■ EXERCISE AIM
Restate the entries below verbatim.

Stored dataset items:

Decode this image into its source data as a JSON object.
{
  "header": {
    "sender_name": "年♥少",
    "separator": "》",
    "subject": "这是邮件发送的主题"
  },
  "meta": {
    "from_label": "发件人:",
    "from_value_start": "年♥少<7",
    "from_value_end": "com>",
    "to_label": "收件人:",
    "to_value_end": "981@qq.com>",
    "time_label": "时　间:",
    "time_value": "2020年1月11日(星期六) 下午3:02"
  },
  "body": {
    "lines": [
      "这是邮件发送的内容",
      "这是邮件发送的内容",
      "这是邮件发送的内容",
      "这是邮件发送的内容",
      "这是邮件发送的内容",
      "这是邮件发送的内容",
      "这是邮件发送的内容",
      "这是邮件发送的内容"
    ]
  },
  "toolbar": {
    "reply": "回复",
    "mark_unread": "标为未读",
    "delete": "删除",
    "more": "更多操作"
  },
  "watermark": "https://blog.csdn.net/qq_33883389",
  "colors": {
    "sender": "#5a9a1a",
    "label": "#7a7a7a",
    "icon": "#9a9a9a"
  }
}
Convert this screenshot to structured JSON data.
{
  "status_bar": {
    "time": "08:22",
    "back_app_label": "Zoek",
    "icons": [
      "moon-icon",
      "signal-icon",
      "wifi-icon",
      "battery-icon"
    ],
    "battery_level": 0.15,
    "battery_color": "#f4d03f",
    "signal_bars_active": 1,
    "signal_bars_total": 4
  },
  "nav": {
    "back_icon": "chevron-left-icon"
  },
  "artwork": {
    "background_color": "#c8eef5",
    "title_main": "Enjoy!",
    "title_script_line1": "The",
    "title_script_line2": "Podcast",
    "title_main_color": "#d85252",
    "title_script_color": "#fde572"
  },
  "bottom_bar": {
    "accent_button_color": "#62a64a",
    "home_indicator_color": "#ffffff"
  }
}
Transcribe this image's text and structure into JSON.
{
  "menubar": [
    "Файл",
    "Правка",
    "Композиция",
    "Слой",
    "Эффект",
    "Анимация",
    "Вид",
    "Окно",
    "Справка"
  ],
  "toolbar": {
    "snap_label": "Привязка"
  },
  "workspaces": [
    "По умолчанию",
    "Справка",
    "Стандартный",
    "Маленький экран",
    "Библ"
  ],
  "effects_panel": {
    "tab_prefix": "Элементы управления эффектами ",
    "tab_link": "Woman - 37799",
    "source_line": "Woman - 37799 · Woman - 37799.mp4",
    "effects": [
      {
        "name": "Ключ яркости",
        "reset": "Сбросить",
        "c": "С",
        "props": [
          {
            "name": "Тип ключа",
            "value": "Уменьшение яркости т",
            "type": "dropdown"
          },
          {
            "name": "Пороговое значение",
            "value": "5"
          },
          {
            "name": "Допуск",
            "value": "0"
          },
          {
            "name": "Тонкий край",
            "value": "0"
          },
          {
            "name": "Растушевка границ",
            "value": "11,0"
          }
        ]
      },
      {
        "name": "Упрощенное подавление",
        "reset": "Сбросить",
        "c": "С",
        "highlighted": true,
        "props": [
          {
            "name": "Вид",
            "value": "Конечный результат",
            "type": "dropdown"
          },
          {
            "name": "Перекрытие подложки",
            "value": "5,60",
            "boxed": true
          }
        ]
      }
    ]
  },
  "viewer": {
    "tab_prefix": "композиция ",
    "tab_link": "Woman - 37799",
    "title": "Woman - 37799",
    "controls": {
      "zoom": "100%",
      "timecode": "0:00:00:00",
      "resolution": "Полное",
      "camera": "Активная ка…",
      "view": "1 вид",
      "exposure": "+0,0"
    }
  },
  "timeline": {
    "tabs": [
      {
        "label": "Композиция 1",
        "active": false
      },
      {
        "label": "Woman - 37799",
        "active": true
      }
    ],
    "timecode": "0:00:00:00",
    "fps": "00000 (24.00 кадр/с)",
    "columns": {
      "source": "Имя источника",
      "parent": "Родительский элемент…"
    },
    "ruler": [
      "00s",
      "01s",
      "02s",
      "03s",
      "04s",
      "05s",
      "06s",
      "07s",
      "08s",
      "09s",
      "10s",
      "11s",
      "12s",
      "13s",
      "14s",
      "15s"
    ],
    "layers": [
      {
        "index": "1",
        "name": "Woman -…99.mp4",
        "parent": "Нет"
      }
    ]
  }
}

■ WRITTEN ANSWER
Decode this image into its source data as a JSON object.
{
  "header": {
    "sender_name": "年♥少",
    "separator": "》",
    "subject": "这是邮件发送的主题"
  },
  "meta": {
    "from_label": "发件人:",
    "from_value_start": "年♥少<7",
    "from_value_end": "com>",
    "to_label": "收件人:",
    "to_value_end": "981@qq.com>",
    "time_label": "时　间:",
    "time_value": "2020年1月11日(星期六) 下午3:02"
  },
  "body": {
    "lines": [
      "这是邮件发送的内容",
      "这是邮件发送的内容",
      "这是邮件发送的内容",
      "这是邮件发送的内容",
      "这是邮件发送的内容",
      "这是邮件发送的内容",
      "这是邮件发送的内容",
      "这是邮件发送的内容"
    ]
  },
  "toolbar": {
    "reply": "回复",
    "mark_unread": "标为未读",
    "delete": "删除",
    "more": "更多操作"
  },
  "watermark": "https://blog.csdn.net/qq_33883389",
  "colors": {
    "sender": "#5a9a1a",
    "label": "#7a7a7a",
    "icon": "#9a9a9a"
  }
}
Convert this screenshot to structured JSON data.
{
  "status_bar": {
    "time": "08:22",
    "back_app_label": "Zoek",
    "icons": [
      "moon-icon",
      "signal-icon",
      "wifi-icon",
      "battery-icon"
    ],
    "battery_level": 0.15,
    "battery_color": "#f4d03f",
    "signal_bars_active": 1,
    "signal_bars_total": 4
  },
  "nav": {
    "back_icon": "chevron-left-icon"
  },
  "artwork": {
    "background_color": "#c8eef5",
    "title_main": "Enjoy!",
    "title_script_line1": "The",
    "title_script_line2": "Podcast",
    "title_main_color": "#d85252",
    "title_script_color": "#fde572"
  },
  "bottom_bar": {
    "accent_button_color": "#62a64a",
    "home_indicator_color": "#ffffff"
  }
}
Transcribe this image's text and structure into JSON.
{
  "menubar": [
    "Файл",
    "Правка",
    "Композиция",
    "Слой",
    "Эффект",
    "Анимация",
    "Вид",
    "Окно",
    "Справка"
  ],
  "toolbar": {
    "snap_label": "Привязка"
  },
  "workspaces": [
    "По умолчанию",
    "Справка",
    "Стандартный",
    "Маленький экран",
    "Библ"
  ],
  "effects_panel": {
    "tab_prefix": "Элементы управления эффектами ",
    "tab_link": "Woman - 37799",
    "source_line": "Woman - 37799 · Woman - 37799.mp4",
    "effects": [
      {
        "name": "Ключ яркости",
        "reset": "Сбросить",
        "c": "С",
        "props": [
          {
            "name": "Тип ключа",
            "value": "Уменьшение яркости т",
            "type": "dropdown"
          },
          {
            "name": "Пороговое значение",
            "value": "5"
          },
          {
            "name": "Допуск",
            "value": "0"
          },
          {
            "name": "Тонкий край",
            "value": "0"
          },
          {
            "name": "Растушевка границ",
            "value": "11,0"
          }
        ]
      },
      {
        "name": "Упрощенное подавление",
        "reset": "Сбросить",
        "c": "С",
        "highlighted": true,
        "props": [
          {
            "name": "Вид",
            "value": "Конечный результат",
            "type": "dropdown"
          },
          {
            "name": "Перекрытие подложки",
            "value": "5,60",
            "boxed": true
          }
        ]
      }
    ]
  },
  "viewer": {
    "tab_prefix": "композиция ",
    "tab_link": "Woman - 37799",
    "title": "Woman - 37799",
    "controls": {
      "zoom": "100%",
      "timecode": "0:00:00:00",
      "resolution": "Полное",
      "camera": "Активная ка…",
      "view": "1 вид",
      "exposure": "+0,0"
    }
  },
  "timeline": {
    "tabs": [
      {
        "label": "Композиция 1",
        "active": false
      },
      {
        "label": "Woman - 37799",
        "active": true
      }
    ],
    "timecode": "0:00:00:00",
    "fps": "00000 (24.00 кадр/с)",
    "columns": {
      "source": "Имя источника",
      "parent": "Родительский элемент…"
    },
    "ruler": [
      "00s",
      "01s",
      "02s",
      "03s",
      "04s",
      "05s",
      "06s",
      "07s",
      "08s",
      "09s",
      "10s",
      "11s",
      "12s",
      "13s",
      "14s",
      "15s"
    ],
    "layers": [
      {
        "index": "1",
        "name": "Woman -…99.mp4",
        "parent": "Нет"
      }
    ]
  }
}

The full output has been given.